_Task brief_
For each line below, check whether "用户定义" is present. Report how many lines have it, nothing else.

_Dataset entries_

---

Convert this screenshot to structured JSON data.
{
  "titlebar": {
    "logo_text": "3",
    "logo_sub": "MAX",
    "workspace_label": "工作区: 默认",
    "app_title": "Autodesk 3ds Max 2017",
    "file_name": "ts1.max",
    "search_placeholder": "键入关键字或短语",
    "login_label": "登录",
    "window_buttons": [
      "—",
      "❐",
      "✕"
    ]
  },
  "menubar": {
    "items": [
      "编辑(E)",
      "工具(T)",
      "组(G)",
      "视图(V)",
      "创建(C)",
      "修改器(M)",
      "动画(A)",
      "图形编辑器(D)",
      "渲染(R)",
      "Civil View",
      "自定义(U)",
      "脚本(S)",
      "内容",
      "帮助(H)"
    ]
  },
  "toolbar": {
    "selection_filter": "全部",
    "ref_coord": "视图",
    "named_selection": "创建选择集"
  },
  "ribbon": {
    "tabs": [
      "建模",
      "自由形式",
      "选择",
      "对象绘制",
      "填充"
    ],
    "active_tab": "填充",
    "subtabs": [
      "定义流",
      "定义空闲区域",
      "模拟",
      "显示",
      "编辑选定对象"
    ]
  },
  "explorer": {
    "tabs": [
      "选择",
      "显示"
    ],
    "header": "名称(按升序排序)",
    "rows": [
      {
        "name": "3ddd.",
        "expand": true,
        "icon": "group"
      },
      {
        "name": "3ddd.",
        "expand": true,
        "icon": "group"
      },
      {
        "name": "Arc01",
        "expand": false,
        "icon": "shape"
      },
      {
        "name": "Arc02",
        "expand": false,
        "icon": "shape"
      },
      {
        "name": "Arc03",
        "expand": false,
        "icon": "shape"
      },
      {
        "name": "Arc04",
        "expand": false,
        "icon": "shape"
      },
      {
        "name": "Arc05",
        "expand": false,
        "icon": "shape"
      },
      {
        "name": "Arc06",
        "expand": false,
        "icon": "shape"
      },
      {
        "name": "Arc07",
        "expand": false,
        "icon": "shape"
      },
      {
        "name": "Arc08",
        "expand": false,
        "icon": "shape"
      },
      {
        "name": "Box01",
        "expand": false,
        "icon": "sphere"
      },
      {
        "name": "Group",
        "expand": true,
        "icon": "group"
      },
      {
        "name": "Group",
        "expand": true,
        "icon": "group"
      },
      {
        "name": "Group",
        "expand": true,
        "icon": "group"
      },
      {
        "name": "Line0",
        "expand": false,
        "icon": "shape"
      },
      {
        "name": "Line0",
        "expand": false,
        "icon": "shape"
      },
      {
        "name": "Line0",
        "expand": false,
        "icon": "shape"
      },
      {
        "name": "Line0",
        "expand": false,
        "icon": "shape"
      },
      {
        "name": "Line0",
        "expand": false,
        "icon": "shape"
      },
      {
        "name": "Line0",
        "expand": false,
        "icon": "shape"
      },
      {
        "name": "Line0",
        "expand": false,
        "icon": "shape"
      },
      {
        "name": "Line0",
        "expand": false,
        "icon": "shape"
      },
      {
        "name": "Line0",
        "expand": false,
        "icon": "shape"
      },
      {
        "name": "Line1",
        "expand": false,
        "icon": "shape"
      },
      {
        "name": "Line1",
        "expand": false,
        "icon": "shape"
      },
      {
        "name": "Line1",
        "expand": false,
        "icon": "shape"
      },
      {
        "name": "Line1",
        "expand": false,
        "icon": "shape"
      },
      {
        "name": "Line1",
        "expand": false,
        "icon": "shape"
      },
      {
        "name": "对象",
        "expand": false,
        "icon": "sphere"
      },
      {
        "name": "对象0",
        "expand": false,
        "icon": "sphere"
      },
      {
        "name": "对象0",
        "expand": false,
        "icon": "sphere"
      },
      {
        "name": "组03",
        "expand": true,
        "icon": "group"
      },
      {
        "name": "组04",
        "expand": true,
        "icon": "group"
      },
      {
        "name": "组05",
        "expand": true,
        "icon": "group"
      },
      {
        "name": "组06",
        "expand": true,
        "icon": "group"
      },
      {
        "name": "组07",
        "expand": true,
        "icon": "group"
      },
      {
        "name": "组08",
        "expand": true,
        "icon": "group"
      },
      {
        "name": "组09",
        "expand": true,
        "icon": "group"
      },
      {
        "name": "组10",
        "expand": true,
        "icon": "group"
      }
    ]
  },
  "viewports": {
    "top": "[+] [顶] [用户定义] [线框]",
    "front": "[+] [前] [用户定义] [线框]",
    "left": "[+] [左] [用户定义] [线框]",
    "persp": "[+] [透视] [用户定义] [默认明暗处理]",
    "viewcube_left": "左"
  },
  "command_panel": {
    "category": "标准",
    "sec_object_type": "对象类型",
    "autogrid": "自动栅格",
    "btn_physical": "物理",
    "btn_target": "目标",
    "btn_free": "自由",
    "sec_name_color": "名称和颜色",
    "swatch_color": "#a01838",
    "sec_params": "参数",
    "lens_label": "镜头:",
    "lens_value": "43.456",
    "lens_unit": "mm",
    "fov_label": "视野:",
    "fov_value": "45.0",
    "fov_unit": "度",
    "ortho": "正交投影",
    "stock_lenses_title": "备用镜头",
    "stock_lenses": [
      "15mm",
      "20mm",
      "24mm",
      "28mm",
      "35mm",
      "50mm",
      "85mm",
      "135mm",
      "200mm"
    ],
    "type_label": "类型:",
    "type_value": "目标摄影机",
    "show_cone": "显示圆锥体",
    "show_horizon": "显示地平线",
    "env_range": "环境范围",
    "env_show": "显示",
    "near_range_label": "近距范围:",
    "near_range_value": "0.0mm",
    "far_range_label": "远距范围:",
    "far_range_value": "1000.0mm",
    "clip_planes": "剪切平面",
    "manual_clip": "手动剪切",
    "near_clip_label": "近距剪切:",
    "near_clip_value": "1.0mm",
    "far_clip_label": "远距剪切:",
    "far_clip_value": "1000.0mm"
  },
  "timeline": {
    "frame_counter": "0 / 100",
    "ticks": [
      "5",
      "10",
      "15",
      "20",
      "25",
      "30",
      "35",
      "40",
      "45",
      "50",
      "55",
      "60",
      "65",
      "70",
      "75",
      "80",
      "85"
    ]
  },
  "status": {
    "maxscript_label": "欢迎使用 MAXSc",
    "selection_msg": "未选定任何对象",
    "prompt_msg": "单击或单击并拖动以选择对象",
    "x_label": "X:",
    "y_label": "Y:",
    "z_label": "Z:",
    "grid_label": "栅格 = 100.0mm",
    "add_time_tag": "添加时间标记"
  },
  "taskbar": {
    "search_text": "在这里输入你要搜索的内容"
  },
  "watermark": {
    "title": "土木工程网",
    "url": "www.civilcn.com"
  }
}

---

_The completed task_
4